■ WHAT THE EXERCISE ASKS
A copy is needed of each line in the records that has the word "titlePost".

■ THE DATA
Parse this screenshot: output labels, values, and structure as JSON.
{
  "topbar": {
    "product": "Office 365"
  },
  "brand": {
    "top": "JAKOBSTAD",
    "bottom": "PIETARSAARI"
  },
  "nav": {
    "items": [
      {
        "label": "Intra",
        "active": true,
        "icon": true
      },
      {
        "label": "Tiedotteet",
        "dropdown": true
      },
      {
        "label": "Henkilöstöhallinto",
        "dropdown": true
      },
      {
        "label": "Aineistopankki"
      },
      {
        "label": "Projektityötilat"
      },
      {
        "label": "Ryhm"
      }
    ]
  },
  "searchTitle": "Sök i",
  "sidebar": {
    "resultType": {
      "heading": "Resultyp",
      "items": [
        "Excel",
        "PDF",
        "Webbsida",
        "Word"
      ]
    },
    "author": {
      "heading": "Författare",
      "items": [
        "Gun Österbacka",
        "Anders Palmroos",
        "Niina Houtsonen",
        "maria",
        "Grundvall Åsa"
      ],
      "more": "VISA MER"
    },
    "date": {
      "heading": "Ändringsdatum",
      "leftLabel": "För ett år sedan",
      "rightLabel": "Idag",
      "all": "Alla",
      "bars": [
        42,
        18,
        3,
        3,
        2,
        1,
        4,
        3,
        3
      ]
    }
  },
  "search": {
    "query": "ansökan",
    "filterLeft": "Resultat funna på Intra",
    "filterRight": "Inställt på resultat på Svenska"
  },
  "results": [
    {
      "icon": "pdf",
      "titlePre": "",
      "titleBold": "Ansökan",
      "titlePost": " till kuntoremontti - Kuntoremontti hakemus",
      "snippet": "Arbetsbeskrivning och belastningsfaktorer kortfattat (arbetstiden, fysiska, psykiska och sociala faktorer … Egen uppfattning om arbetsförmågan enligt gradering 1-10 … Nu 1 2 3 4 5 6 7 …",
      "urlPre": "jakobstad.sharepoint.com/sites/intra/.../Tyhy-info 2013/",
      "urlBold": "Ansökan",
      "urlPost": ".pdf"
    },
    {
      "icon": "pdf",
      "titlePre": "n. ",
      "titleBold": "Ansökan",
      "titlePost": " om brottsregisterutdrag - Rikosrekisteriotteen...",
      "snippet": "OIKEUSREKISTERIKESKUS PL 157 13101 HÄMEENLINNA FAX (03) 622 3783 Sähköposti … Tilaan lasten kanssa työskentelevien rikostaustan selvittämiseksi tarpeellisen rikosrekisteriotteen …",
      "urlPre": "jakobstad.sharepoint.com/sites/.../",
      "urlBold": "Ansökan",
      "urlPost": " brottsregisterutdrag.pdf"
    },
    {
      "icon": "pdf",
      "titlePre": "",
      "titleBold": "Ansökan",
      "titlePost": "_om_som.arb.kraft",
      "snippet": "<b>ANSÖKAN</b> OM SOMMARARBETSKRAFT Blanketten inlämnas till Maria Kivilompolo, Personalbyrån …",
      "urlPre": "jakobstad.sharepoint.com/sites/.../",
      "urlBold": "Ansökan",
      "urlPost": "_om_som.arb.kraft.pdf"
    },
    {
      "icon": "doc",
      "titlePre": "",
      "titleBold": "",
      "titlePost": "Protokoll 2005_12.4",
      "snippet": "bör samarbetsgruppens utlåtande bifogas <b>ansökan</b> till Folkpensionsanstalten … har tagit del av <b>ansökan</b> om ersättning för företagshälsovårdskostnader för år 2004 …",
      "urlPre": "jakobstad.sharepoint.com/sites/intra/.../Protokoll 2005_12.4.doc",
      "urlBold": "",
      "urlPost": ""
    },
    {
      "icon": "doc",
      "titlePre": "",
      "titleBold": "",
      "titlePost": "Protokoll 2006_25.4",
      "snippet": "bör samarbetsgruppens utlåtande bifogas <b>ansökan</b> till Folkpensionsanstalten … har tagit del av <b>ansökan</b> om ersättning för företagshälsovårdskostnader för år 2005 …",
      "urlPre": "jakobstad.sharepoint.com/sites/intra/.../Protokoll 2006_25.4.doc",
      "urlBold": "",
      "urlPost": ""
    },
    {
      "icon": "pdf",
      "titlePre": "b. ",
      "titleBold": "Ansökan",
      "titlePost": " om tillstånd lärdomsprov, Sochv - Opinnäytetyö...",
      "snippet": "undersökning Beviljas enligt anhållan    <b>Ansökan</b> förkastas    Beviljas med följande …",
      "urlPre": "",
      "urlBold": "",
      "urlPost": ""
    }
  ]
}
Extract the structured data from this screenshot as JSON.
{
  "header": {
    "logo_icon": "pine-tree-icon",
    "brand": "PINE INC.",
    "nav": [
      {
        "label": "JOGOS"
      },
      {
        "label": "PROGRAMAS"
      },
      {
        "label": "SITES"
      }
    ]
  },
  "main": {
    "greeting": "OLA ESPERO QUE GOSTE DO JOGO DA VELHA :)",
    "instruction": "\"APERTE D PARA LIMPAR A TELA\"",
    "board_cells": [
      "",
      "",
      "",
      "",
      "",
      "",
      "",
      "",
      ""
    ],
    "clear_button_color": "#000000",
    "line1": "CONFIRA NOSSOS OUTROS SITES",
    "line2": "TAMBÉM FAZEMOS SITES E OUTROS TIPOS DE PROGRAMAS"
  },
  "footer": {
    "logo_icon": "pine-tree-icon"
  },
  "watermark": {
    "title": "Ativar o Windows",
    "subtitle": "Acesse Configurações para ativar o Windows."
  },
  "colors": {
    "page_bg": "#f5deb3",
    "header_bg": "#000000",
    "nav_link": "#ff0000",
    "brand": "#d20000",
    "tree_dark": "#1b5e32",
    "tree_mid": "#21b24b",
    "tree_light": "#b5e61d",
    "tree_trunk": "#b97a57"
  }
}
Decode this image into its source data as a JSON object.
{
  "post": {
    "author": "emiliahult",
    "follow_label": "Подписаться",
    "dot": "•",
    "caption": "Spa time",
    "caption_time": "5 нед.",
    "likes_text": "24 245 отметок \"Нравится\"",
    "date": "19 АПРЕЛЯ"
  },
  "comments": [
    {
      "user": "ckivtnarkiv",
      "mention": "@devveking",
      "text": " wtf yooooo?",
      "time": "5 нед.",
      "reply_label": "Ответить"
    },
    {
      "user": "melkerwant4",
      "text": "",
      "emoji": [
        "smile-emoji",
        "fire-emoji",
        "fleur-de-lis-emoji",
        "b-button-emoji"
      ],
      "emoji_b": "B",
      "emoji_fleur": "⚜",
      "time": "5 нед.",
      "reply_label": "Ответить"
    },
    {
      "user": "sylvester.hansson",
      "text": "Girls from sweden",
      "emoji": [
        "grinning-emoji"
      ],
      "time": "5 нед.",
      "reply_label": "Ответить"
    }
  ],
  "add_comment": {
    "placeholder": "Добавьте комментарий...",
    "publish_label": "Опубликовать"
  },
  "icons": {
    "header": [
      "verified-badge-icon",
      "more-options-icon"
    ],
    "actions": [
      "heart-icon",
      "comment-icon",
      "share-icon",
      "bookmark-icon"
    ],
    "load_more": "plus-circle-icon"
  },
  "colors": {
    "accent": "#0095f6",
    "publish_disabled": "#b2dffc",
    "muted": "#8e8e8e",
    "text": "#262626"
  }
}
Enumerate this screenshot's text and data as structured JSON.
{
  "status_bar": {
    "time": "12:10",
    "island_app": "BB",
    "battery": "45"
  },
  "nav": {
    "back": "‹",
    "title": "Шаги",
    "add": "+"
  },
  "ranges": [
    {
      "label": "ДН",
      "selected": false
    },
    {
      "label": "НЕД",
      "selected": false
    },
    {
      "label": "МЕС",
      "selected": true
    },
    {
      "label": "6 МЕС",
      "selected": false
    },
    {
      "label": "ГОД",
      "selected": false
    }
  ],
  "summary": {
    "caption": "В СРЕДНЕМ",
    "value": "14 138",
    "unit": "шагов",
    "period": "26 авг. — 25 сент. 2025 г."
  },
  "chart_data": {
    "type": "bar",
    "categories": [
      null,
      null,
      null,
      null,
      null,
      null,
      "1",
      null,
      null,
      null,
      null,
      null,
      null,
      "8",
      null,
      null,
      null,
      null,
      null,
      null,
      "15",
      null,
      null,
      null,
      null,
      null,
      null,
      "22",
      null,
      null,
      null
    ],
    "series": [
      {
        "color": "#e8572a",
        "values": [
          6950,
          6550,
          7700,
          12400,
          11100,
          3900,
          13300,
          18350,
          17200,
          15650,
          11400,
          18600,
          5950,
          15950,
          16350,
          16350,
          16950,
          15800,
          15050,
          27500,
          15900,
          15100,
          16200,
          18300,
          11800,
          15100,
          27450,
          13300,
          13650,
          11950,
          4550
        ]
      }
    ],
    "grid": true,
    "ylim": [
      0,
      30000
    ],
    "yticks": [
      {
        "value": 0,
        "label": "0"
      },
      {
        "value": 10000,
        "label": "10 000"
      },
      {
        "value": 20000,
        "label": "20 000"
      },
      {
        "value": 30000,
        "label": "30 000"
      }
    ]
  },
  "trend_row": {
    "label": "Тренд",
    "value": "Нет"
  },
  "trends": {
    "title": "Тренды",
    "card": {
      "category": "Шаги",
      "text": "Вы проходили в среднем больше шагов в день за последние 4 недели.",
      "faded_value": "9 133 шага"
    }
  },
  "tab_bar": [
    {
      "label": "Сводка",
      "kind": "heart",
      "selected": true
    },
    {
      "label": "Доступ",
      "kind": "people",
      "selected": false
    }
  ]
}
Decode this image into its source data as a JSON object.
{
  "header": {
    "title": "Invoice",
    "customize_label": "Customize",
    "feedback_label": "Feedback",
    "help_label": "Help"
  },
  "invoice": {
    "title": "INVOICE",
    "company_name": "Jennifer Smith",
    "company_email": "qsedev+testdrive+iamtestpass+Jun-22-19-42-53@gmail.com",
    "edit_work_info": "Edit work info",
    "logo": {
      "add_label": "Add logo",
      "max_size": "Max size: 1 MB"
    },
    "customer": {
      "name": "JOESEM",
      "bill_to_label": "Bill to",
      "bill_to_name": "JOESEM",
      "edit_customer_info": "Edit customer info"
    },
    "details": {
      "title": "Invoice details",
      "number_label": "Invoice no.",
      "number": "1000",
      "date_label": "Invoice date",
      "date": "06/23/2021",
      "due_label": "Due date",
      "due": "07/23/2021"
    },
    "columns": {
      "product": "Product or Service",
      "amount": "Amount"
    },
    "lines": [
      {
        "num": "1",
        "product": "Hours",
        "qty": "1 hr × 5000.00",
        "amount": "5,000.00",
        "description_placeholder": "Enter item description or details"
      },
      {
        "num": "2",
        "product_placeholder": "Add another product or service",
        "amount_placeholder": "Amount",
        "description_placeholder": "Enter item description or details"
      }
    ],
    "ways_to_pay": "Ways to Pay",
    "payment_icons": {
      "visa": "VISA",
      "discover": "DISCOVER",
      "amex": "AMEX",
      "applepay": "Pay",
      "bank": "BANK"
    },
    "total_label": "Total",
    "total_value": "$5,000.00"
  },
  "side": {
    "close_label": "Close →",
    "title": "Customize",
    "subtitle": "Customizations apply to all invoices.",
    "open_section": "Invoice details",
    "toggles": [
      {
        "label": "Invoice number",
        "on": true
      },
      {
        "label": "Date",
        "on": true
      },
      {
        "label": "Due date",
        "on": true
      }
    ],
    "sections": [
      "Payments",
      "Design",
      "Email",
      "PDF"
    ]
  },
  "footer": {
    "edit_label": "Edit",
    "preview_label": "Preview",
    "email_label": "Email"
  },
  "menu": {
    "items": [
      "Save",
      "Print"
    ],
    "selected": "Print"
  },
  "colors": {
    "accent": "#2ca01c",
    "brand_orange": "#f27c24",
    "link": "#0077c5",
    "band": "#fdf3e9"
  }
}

■ RESULT FOR THIS TASK
      "titlePost": " till kuntoremontti - Kuntoremontti hakemus",
      "titlePost": " om brottsregisterutdrag - Rikosrekisteriotteen...",
      "titlePost": "_om_som.arb.kraft",
      "titlePost": "Protokoll 2005_12.4",
      "titlePost": "Protokoll 2006_25.4",
      "titlePost": " om tillstånd lärdomsprov, Sochv - Opinnäytetyö...",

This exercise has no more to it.